Messene is a significant ancient city in terms of its size, form, and state of preservation, and still has much to offer. It possesses not only sanctuaries and public buildings, but also imposing fortifications, and houses and tombs. It enjoys, amongst other things, the advantage of never having been destroyed or covered by later settlements, and is located on an unspoiled inland site. Its natural setting combines the grandeur of the mountains of Delphi with the low-lying, riverine tranquility of Olympia, the dominating bare limestone mass of Ithome, the site of the ancient acropolis, with the low fertile valley around the ancient city.
Pylos Castle – Niokastro
Two castles are built on the summits of the two hills at the ends of the Bay of Navarino, overlooking the town of Pylos: the older castle of Navarino, called Palaiokastron or Palaionavarinon and the more recent castle, called Niokastron. The latter was built in 1573 by the Turks, and in 1686 was given over to the Venetians. It again came under Turkish domination in 1715, along with the castle of Koroni and Palaionavarino. In 1816 it was captured by Ibrahim Pasha and remained under his control until 1828 when it was liberated by the French general Maison. During the Second World War it was used as the seat of the Italian and, later, the German headquarters. Large-scale restoration work has been carried out for many years. The restored hexagonal Fortress on the top of the hill houses the Museum and the Underwater Archaeological Research Centre.
The palace of Nestor
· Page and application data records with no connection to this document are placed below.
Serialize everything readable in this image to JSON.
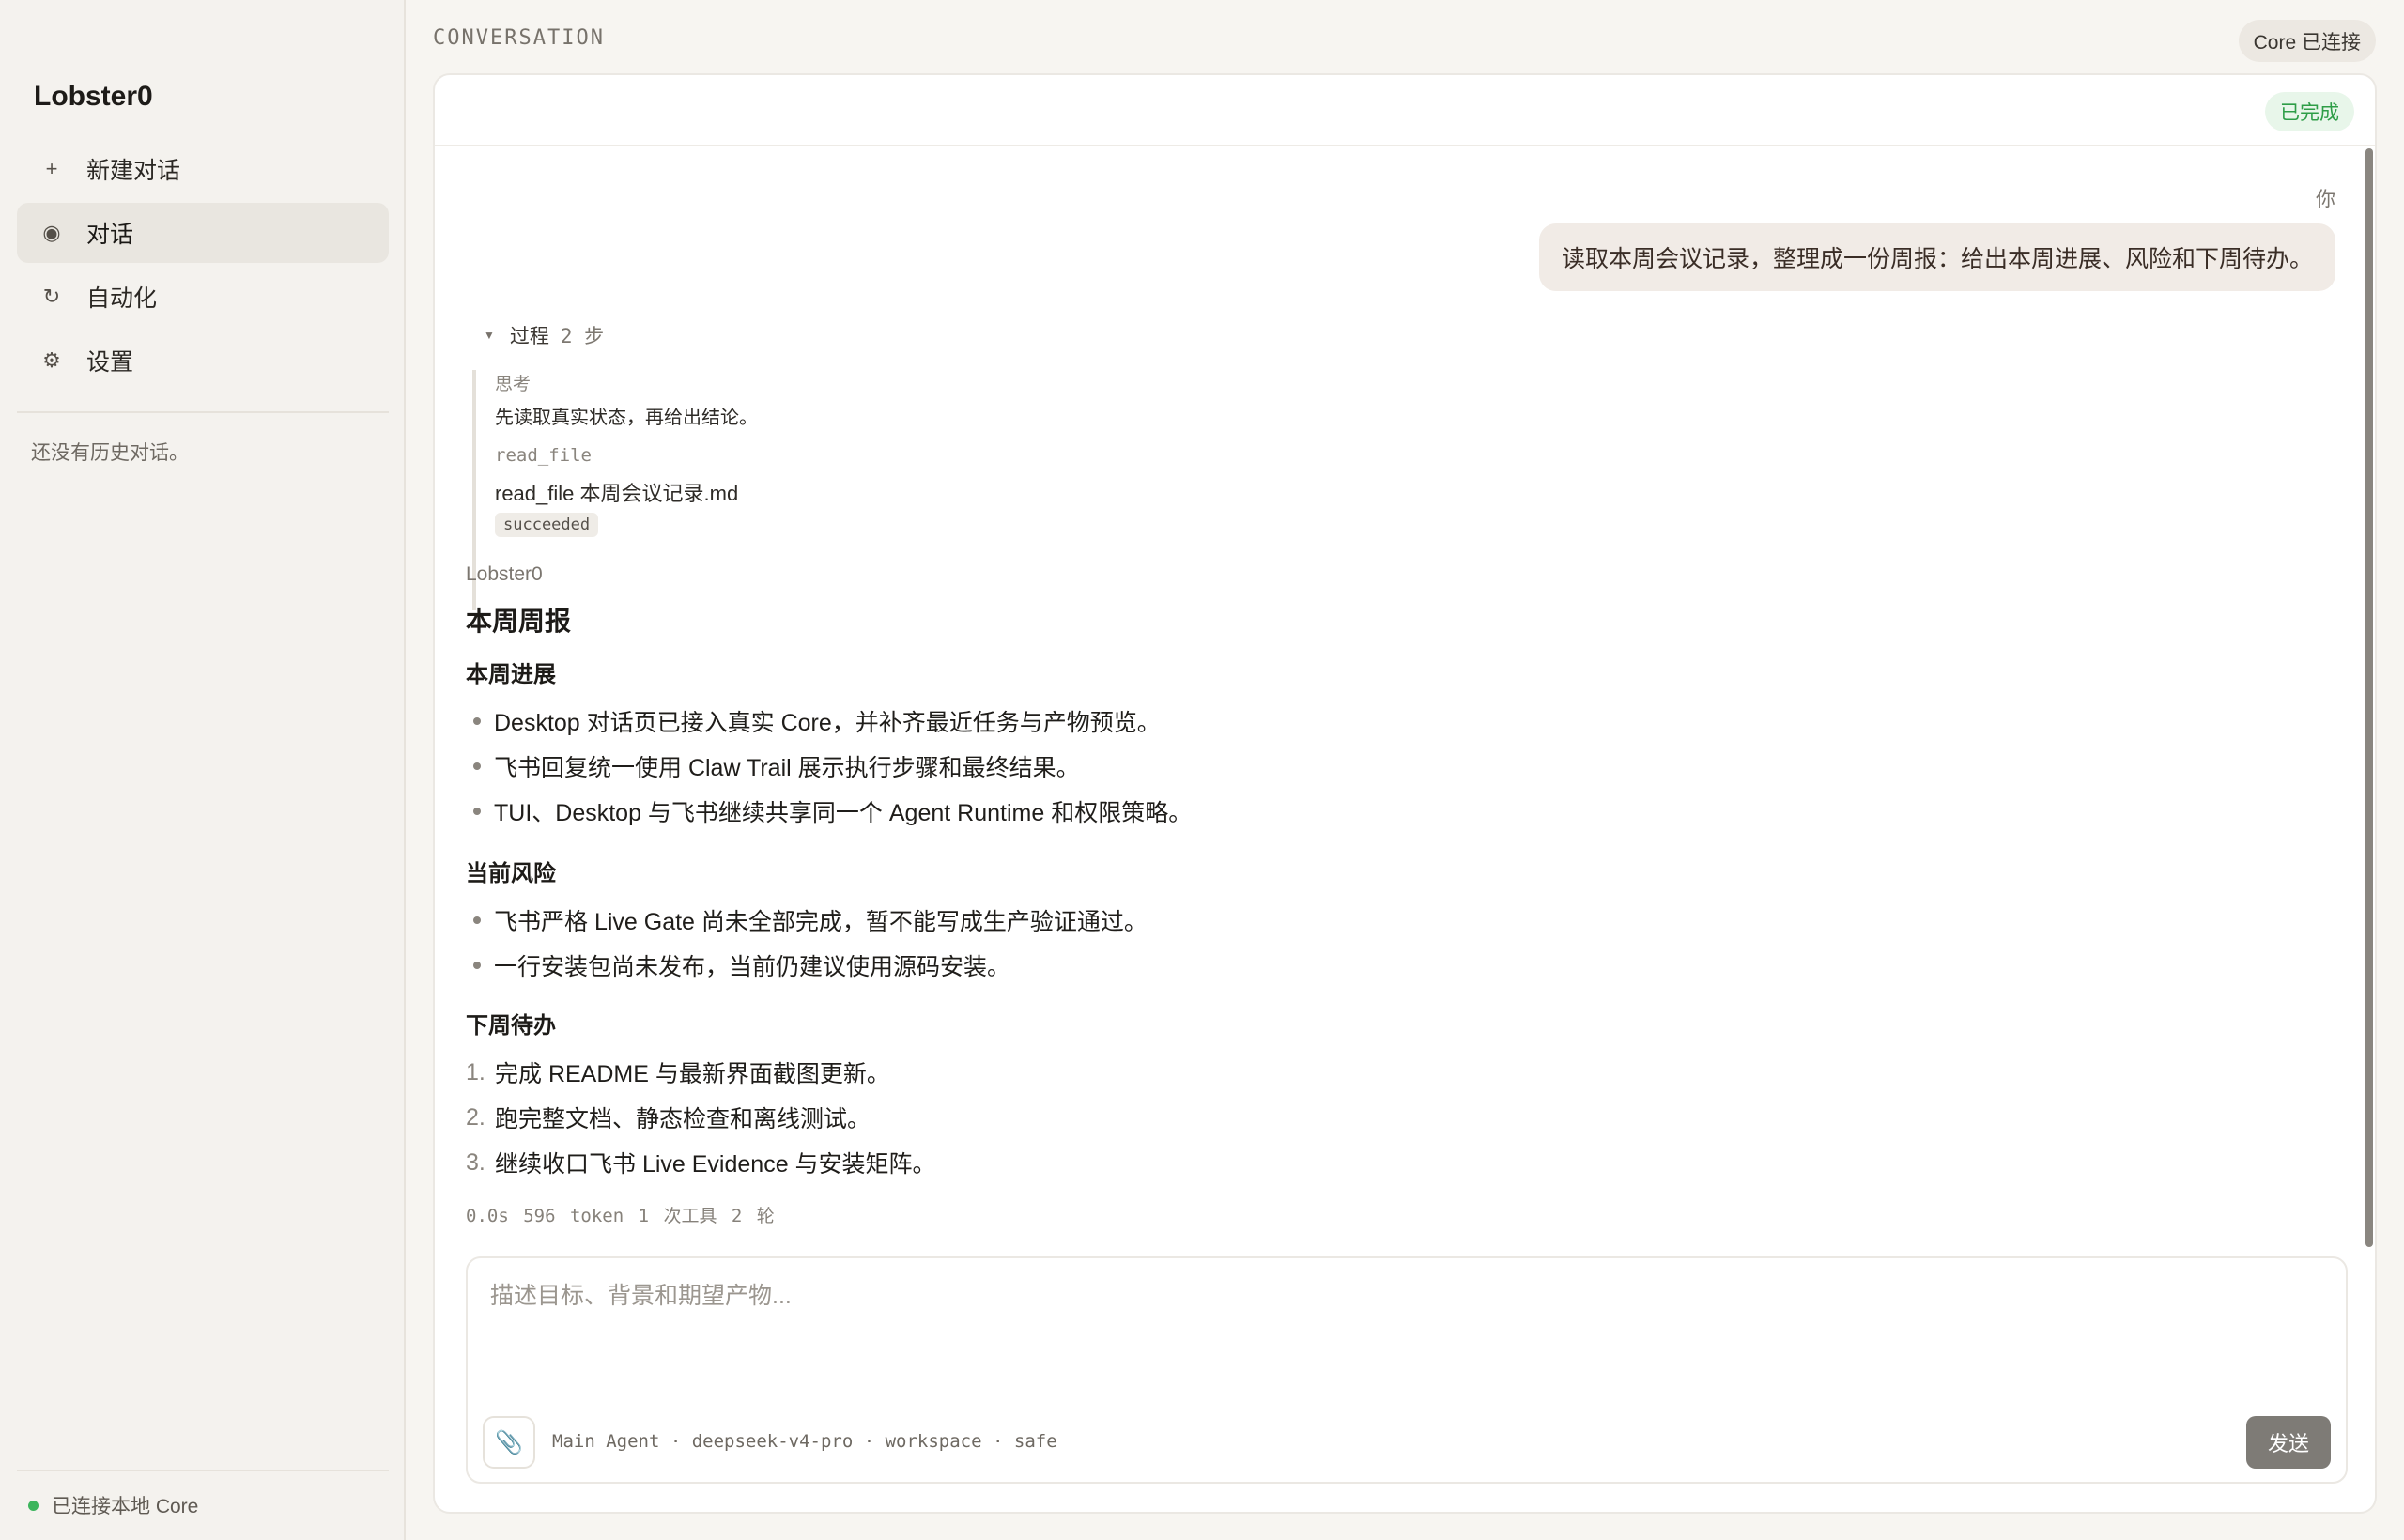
{
  "sidebar": {
    "brand": "Lobster0",
    "items": [
      {
        "icon": "plus-icon",
        "glyph": "+",
        "label": "新建对话"
      },
      {
        "icon": "dot-icon",
        "glyph": "◉",
        "label": "对话"
      },
      {
        "icon": "refresh-icon",
        "glyph": "↻",
        "label": "自动化"
      },
      {
        "icon": "gear-icon",
        "glyph": "⚙",
        "label": "设置"
      }
    ],
    "active_item": "对话",
    "no_history": "还没有历史对话。",
    "status": "已连接本地 Core"
  },
  "header": {
    "section_label": "CONVERSATION",
    "core_status": "Core 已连接"
  },
  "card": {
    "done_badge": "已完成",
    "user": {
      "label": "你",
      "message": "读取本周会议记录，整理成一份周报：给出本周进展、风险和下周待办。"
    },
    "process": {
      "label": "过程",
      "steps": "2 步",
      "thinking_label": "思考",
      "thinking_text": "先读取真实状态，再给出结论。",
      "tool_name": "read_file",
      "tool_call": "read_file 本周会议记录.md",
      "tool_status": "succeeded"
    },
    "agent_name": "Lobster0",
    "answer": {
      "title": "本周周报",
      "section1": "本周进展",
      "progress": [
        "Desktop 对话页已接入真实 Core，并补齐最近任务与产物预览。",
        "飞书回复统一使用 Claw Trail 展示执行步骤和最终结果。",
        "TUI、Desktop 与飞书继续共享同一个 Agent Runtime 和权限策略。"
      ],
      "section2": "当前风险",
      "risks": [
        "飞书严格 Live Gate 尚未全部完成，暂不能写成生产验证通过。",
        "一行安装包尚未发布，当前仍建议使用源码安装。"
      ],
      "section3": "下周待办",
      "todos": [
        {
          "num": "1.",
          "text": "完成 README 与最新界面截图更新。"
        },
        {
          "num": "2.",
          "text": "跑完整文档、静态检查和离线测试。"
        },
        {
          "num": "3.",
          "text": "继续收口飞书 Live Evidence 与安装矩阵。"
        }
      ]
    },
    "metrics": "0.0s  596 token  1 次工具  2 轮"
  },
  "composer": {
    "placeholder": "描述目标、背景和期望产物...",
    "meta": "Main Agent · deepseek-v4-pro · workspace · safe",
    "send_label": "发送"
  }
}
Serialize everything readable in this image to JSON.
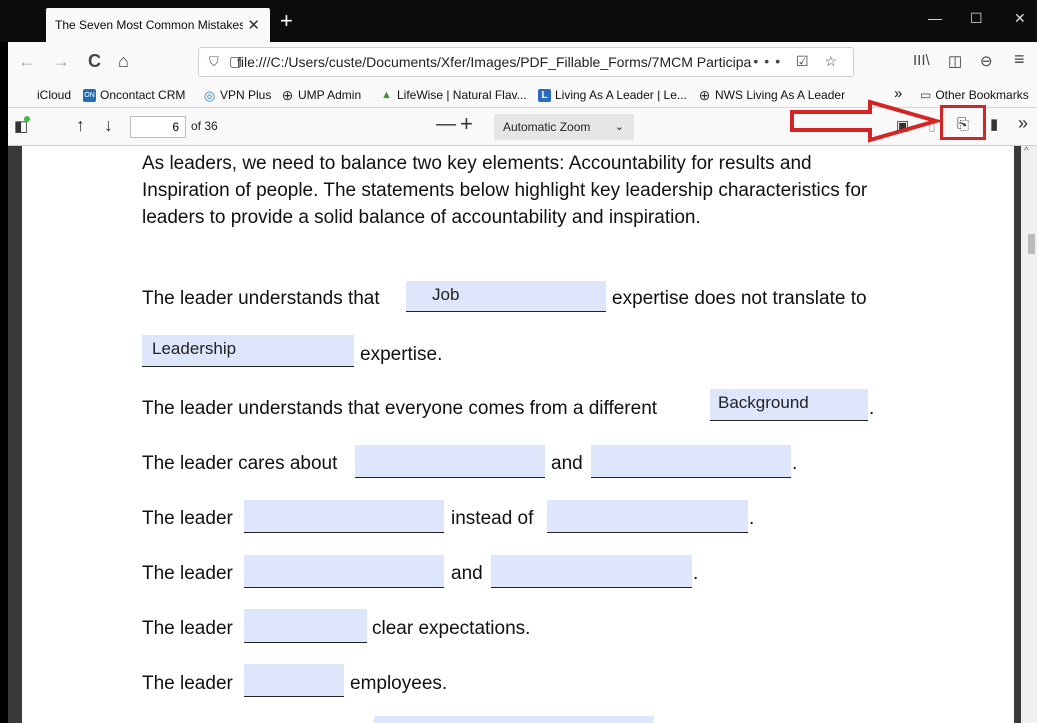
{
  "tab": {
    "title": "The Seven Most Common Mistakes",
    "close": "✕"
  },
  "newtab": "+",
  "window": {
    "minimize": "—",
    "maximize": "☐",
    "close": "✕"
  },
  "nav": {
    "back": "←",
    "forward": "→",
    "reload": "C",
    "home": "⌂",
    "url": "file:///C:/Users/custe/Documents/Xfer/Images/PDF_Fillable_Forms/7MCM Participa",
    "url_icons": "••• ☑ ☆",
    "library": "III\\",
    "sidebar": "◫",
    "account": "⊖",
    "menu": "≡"
  },
  "bookmarks": [
    {
      "label": "iCloud",
      "icon": "apple-icon",
      "color": "#555555",
      "glyph": ""
    },
    {
      "label": "Oncontact CRM",
      "icon": "oncontact-icon",
      "color": "#1f6fb5",
      "glyph": "ON"
    },
    {
      "label": "VPN Plus",
      "icon": "vpn-icon",
      "color": "#1a7fd4",
      "glyph": "◎"
    },
    {
      "label": "UMP Admin",
      "icon": "globe-icon",
      "color": "#333333",
      "glyph": "⊕"
    },
    {
      "label": "LifeWise | Natural Flav...",
      "icon": "leaf-icon",
      "color": "#3a9a2a",
      "glyph": "▲"
    },
    {
      "label": "Living As A Leader | Le...",
      "icon": "lal-icon",
      "color": "#2a6abf",
      "glyph": "L"
    },
    {
      "label": "NWS Living As A Leader",
      "icon": "globe-icon",
      "color": "#333333",
      "glyph": "⊕"
    }
  ],
  "bookmarks_more": "»",
  "other_bookmarks": "Other Bookmarks",
  "pdf": {
    "page_number": "6",
    "page_count": "of 36",
    "zoom": "Automatic Zoom",
    "zoom_minus": "—",
    "zoom_plus": "+"
  },
  "doc": {
    "intro": "As leaders, we need to balance two key elements: Accountability for results and Inspiration of people. The statements below highlight key leadership characteristics for leaders to provide a solid balance of accountability and inspiration.",
    "s1a": "The leader understands that",
    "s1b": "expertise does not translate to",
    "s1c": "expertise.",
    "s2a": "The leader understands that everyone comes from a different",
    "s2b": ".",
    "s3a": "The leader cares about",
    "s3b": "and",
    "s3c": ".",
    "s4a": "The leader",
    "s4b": "instead of",
    "s4c": ".",
    "s5a": "The leader",
    "s5b": "and",
    "s5c": ".",
    "s6a": "The leader",
    "s6b": "clear expectations.",
    "s7a": "The leader",
    "s7b": "employees."
  },
  "fields": {
    "f1": "Job",
    "f2": "Leadership",
    "f3": "Background",
    "f4": "",
    "f5": "",
    "f6": "",
    "f7": "",
    "f8": "",
    "f9": "",
    "f10": "",
    "f11": ""
  },
  "colors": {
    "annotation": "#d42525",
    "field_fill": "#dde6fb"
  }
}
The best preserved of the Mycenaean palaces. It’s a complex of various buildings. It consists of 105 ground floor apartments. It has four main buildings (SW building, central building, NE building, wine store) and some smaller ones. The most important compartments of the palace are the big rectangular “throne room” with its circular hearth, the room with the clay bath tub and the stores with their numerous storage vessels. The walls of the palace were decorated with fine wall paintings.